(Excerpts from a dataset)
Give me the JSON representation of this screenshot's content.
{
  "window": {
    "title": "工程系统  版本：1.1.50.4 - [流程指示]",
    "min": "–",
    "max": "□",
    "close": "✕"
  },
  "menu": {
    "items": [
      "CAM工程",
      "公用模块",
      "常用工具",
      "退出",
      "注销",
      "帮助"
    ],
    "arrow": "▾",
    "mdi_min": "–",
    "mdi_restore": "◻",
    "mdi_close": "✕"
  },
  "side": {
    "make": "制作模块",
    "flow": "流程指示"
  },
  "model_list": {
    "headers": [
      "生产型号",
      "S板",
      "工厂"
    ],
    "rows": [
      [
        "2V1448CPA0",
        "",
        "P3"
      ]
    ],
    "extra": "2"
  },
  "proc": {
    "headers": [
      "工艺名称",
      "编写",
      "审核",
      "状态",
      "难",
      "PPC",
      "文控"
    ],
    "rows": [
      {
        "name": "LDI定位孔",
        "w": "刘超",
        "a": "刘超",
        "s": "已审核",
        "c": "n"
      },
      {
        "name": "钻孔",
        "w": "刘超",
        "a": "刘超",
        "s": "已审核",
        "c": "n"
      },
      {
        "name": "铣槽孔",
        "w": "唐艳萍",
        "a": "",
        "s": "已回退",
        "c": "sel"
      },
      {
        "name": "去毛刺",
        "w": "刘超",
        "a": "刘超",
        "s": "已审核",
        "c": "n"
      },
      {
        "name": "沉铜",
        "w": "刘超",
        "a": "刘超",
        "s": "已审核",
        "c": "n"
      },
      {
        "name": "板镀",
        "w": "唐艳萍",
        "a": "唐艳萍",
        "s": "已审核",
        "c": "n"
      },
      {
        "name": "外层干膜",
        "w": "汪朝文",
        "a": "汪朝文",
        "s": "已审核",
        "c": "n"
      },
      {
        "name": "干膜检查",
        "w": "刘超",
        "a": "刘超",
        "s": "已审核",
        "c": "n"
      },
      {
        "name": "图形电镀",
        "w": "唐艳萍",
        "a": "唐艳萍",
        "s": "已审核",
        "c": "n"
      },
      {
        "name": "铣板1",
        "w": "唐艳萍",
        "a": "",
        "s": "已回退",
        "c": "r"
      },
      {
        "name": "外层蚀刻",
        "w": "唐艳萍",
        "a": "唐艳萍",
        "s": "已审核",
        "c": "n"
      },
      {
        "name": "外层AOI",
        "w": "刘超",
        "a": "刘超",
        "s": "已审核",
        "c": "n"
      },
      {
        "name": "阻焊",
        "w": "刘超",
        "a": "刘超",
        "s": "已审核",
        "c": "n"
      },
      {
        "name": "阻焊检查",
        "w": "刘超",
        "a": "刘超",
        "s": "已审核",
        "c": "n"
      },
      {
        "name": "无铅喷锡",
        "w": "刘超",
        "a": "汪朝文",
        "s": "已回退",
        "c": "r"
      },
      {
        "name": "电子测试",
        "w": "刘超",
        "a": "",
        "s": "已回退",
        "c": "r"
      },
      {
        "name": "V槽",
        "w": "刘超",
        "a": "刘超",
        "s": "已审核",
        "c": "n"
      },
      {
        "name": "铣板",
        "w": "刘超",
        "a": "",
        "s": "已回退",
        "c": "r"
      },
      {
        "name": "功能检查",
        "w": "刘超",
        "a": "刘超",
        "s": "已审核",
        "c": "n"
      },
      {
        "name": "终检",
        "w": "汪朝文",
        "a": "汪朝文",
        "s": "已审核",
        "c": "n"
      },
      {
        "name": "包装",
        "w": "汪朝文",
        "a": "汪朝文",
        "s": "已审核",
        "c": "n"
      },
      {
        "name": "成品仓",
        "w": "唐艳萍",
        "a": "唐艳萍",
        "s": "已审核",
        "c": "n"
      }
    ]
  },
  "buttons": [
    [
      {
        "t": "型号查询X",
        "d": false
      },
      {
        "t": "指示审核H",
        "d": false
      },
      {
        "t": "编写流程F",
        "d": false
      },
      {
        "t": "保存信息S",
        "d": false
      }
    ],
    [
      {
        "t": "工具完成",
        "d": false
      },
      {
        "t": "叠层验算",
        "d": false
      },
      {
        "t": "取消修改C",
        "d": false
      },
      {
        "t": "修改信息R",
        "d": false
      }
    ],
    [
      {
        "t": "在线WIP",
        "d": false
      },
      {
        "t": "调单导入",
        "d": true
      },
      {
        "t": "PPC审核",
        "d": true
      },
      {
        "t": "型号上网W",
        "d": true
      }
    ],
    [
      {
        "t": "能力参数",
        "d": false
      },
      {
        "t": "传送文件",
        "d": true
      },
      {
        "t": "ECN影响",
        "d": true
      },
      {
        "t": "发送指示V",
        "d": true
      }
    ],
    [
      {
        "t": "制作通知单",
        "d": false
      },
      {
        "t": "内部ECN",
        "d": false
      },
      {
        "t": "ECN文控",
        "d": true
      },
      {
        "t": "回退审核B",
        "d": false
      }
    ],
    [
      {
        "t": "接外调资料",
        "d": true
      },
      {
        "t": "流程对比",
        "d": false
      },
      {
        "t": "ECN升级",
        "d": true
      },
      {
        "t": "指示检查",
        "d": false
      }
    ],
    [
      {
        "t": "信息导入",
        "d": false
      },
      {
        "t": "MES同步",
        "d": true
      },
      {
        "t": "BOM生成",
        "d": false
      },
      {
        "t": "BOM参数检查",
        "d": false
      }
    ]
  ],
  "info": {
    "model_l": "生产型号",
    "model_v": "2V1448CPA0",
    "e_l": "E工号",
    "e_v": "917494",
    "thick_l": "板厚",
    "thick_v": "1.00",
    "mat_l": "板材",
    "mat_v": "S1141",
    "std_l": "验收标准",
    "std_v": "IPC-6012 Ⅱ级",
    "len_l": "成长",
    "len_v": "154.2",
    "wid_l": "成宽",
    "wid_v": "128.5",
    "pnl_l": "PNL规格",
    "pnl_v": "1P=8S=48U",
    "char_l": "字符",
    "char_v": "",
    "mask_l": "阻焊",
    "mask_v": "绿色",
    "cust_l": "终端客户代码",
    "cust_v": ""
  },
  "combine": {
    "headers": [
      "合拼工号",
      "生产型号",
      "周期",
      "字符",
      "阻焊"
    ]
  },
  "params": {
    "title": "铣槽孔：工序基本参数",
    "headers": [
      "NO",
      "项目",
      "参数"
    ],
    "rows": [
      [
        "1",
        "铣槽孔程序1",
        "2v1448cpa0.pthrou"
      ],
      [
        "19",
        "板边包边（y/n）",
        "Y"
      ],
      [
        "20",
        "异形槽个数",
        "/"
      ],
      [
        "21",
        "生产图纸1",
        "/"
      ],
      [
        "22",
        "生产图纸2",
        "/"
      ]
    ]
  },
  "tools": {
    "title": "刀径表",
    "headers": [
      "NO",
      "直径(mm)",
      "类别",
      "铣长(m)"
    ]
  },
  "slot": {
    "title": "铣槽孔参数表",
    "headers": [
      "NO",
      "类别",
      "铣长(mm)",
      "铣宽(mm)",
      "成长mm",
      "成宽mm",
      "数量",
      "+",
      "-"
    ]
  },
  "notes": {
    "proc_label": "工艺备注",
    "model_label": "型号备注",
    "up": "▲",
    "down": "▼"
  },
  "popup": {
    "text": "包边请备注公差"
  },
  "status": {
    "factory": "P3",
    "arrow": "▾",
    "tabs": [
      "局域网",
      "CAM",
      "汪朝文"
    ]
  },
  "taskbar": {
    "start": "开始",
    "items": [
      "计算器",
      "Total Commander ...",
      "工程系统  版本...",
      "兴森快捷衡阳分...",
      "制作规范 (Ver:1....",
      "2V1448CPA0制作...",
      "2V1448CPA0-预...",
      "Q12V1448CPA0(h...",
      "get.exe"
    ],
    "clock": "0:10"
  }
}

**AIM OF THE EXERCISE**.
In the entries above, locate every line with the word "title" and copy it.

**SOLUTION TO THIS EXERCISE**.
    "title": "工程系统  版本：1.1.50.4 - [流程指示]",
    "title": "铣槽孔：工序基本参数",
    "title": "刀径表",
    "title": "铣槽孔参数表",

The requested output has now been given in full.